Church - Historic Building/Landmark
645 Boylston Street, Boston, MA 02116
Looking at Old South Church from Copley Square, visitors see an outstanding and colorful example of Northern Italian Gothic architecture, advocated in the 1850s by the English architectural critic John Ruskin. This National Historic Landmark building is an unusually ornate design for a New England Congregational church. It radiates the opulent taste and the sense of optimism and progress of the Industrial Revolution following the Civil War. The church, constructed between 1872 and 1875 for a congregation founded in 1669, is distinguished by its tall bell tower; brown, pink and grey stonework; walls of Roxbury puddingstone; decorative carvings; a roof striped with tiles of red and black slate; and a cupola or lantern of green and russet-colored copper.
Benjamin Franklin was baptized in 1706 at the congregation’s Cedar Meeting House on downtown Washington Street. Members of this historic congregation include Samuel Adams, Revolutionary patriot and brewer; Samuel Sewall, judge and diarist; Thomas Prince, minister and book collector; William Dawes, Paul Revere’s fellow rider in 1775; Phillis Wheatley, America’s first published black poet; and Elizabeth Vergoose, said to be the Mother Goose of nursery rhymes. Old South is also known for being the church at the Boylston Street finish line of the Boston Marathon.
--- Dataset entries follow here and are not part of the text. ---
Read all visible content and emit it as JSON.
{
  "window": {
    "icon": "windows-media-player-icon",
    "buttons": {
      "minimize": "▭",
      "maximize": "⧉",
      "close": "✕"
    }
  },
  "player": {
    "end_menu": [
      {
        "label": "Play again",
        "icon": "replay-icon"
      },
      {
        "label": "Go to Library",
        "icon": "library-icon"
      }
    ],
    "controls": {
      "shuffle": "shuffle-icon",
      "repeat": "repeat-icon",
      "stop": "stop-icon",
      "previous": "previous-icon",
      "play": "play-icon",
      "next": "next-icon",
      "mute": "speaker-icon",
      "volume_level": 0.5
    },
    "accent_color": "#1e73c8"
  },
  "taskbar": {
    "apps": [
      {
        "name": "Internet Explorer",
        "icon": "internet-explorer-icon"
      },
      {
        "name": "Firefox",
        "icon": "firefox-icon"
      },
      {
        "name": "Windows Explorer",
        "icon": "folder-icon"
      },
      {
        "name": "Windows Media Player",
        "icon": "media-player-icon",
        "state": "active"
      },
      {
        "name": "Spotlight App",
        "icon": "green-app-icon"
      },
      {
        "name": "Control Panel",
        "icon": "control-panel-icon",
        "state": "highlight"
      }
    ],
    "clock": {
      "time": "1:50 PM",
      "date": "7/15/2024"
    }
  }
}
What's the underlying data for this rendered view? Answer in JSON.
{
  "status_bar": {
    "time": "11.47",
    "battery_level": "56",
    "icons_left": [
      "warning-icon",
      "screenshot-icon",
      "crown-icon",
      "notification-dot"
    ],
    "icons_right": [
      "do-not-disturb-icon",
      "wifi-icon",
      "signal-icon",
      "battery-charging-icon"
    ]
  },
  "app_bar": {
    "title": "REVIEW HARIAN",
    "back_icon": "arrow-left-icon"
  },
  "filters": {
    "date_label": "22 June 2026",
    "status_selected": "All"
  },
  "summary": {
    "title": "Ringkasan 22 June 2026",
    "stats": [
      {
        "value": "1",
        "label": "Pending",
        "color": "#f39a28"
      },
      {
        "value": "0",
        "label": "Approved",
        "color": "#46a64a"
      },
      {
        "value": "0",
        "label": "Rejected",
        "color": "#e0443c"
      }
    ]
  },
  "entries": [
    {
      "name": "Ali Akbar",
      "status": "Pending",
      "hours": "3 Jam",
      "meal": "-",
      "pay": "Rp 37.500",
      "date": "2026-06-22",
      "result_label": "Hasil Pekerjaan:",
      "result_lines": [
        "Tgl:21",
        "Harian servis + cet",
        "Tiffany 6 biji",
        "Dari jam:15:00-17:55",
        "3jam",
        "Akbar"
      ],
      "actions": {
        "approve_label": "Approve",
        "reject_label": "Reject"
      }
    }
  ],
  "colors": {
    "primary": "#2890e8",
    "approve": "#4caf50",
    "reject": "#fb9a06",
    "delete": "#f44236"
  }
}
Old South Church played a significant role in American history through the bold actions of the Sons of Liberty at the Old South Meeting House. There, in 1773, Samuel Adams gave the signal for the “war whoops” that started the Boston Tea Party. During the Civil War, 1,019 men enlisted in one day at Old South to fight for the Union cause. Old South’s ministry has been distinguished by eloquent preaching on matters of theology and conscience by Samuel Willard, Benjamin Wisner, Jacob Manning, George Gordon, Frederick Meek and James Crawford. As poet John Greenleaf Whittier wrote, “So long as Boston shall Boston be, And her bay tides rise and fall, Shall freedom stand in the Old South Church, And plead for the rights of all.” Members of Old South helped found institutions serving economic and social justice-the City Mission Society, the Boston Seafarers Society, Training Inc., Boston Aging Concerns-Young And Old United, and Tent City Corporation.